Best Worst Vacation Ever
By Lorry Meyers
Determined to expose my husband and three children to a little culture, I planned a mini-vacation to St. Louis. The plan was to stroll through the art museum, immerse ourselves in the science center, stay along the riverfront, and eat somewhere that didn’t have a drive-through.
Who wouldn’t want to do that?
Well, Taylor whined about not going to a water park, Hilary begged to go to a shopping mall, and all Mariah wanted to do was go to Hobby Lobby. My husband, who had vacationed with these three before, just wanted to stay home.
“Oh come on,” I said with fake enthusiasm. “It will be fun.”
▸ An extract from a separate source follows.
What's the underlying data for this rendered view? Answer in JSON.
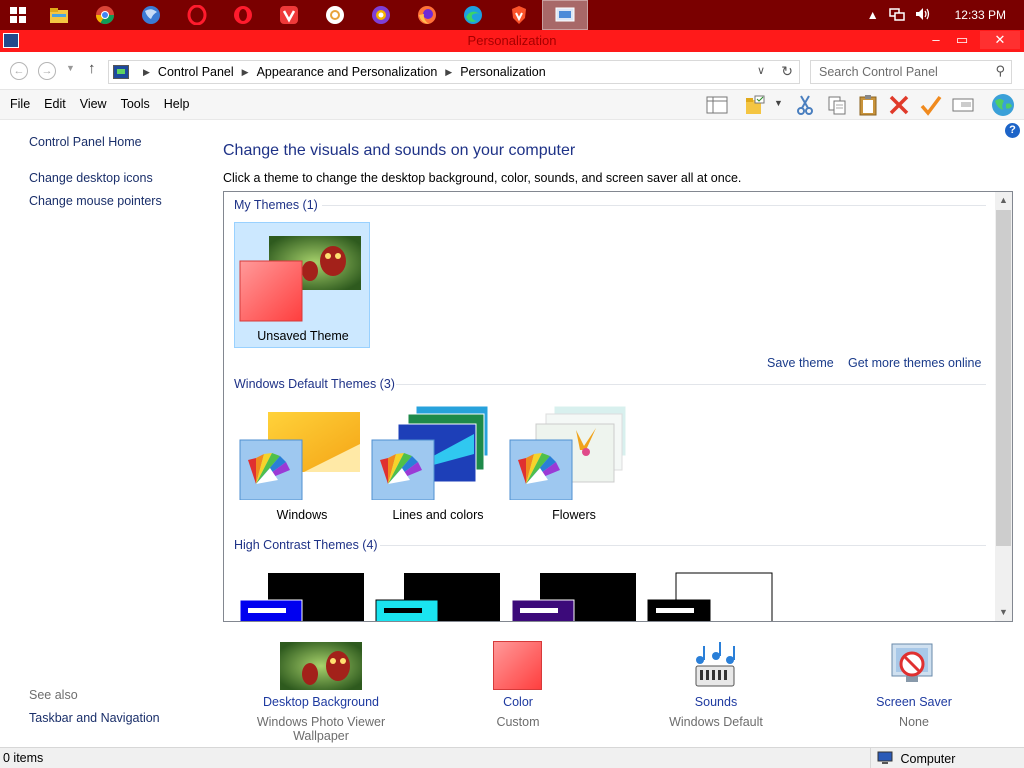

The first fun-filled day was full of arguing, complaining, and an invitation to leave the museum. Apparently, there was a no-touching policy. We ended up snarled in traffic, and then our car overheated in the parking lot of the St. Louis Science Center. A security guard pulled up when Randy lifted the hood and told us to leave. We hadn’t even been in.
Intent on shaking off yesterday and having some fun, we walked the next morning. A block from our hotel, we found a metro train station where a billboard of the mayor welcomed tourists to the city and offered a hotline should they encounter any problems. Underneath that billboard, the train schedule said we could hop on, hop off, hang out, and catch the train right back to where we were.
We managed to buy tickets from a vending machine and pondered the sign that reminded us to get them validated. Doesn’t the conductor do that?
The train doors opened, and Randy and the kids grabbed the first empty seat while I stumbled to the back for my own. When the train pulled out, the conductor slid through the door and began checking tickets, examining them with a flashlight. From the back of the car, I watched as the conductor snatched Randy’s tickets from his hand. The next thing I knew, the train stopped, the door opened, and the conductor kicked my family off the train.
After some shouting and a little pouting, I followed my family off the train. The conductor followed us and demanded identification. This man—with a wrinkled shirt and bad breath—informed us, bluntly, that riding the train illegally was illegal. I tried to explain that we’d paid for tickets but didn’t know they had to be validated before boarding. The irritated conductor, though, cut me off, and, looking at my license, asked: “Can you verify your weight?”
That was it! I was done with this vacation.
On the train ride back, our oldest child bragged about his mother making a grown man beg. The second child was embarrassed that her mother threatened to use the tourist hotline. And the youngest kept asking why daddy thought the conductor looked like he’d been hit by a train?
This was the worst vacation ever.
On the car ride home, the children were quiet, exhausted from the culture shock of the last two days. I looked at my dazed husband and knew Randy was wishing we had just stayed home.
All I wanted to do was expose my family to a little culture, but we’d been asked to leave every place we went. Apparently, culture wasn’t ready for us. My family isn’t perfect, but it is mine. I worried my children would believe that one bad vacation meant that we were bad, too. I didn’t want them to judge their childhood by overzealous security guards and a tired train conductor who never knew what hit him.
That, of course, is exactly what happened. Over the years, stories of this city vacation have been re-told over dinner tables and bonfires. Each child has her own detailed version, but their endings are always the same: Best. Vacation. Ever.